Gamification relates to the desire for status, achievement and competition, making people feel fulfilled by their activities. But what benefits does this actually bring to your innovation initiatives?
By appropriately outlining gamified processes, you can:
These benefits are of extreme value within innovation initiatives, as any innovation manager well knows. In other words, gamification can play a leading role in motivating people and compelling them to participate and bring value to these initiatives – as leaders in innovation and management, such as Stefan Lindegaard, Paul Sloane, Matthew May and Michael Allen, have consistently pointed out.
When James Surowiecki wrote the bestseller ‘The Wisdom of Crowds’ in 2005, he also highlighted the importance of gamification mechanisms to develop participation and sustainability in ideation processes. The benefits of gamifying innovation are also detailed by Gary Hamel (ranked as the world’s most influential business thinker by ‘The Wall Street Journal’):
‘Try to imagine what a democracy of ideas would look like. Employees would feel free to share their thoughts and opinions, however politically charged they might be. No single gatekeeper would be allowed to quash an idea or set the boundaries on its dissemination. New ideas would be given the chance to garner support before being voted up or down by senior execs.
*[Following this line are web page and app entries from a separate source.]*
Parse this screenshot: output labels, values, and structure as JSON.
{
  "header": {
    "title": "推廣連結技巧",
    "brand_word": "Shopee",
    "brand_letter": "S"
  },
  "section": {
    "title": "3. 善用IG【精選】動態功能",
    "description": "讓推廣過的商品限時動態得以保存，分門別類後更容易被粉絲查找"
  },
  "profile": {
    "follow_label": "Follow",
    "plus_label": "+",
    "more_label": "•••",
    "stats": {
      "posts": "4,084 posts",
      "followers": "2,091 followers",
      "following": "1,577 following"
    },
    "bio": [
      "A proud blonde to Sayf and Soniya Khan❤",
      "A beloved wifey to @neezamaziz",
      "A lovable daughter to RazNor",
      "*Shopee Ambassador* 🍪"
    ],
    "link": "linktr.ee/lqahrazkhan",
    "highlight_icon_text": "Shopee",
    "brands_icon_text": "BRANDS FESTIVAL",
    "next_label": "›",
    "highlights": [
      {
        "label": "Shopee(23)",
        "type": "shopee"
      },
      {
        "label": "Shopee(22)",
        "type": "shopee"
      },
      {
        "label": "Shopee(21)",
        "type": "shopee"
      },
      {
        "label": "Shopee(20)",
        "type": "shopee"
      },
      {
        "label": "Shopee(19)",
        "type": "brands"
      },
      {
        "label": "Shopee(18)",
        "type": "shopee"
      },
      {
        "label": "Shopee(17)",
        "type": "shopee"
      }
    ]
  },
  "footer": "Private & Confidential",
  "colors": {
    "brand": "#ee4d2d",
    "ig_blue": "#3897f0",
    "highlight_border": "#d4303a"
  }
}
The internal debate about strategy, direction and policy would be open, vigorous and uncensored’.
All can play, all can win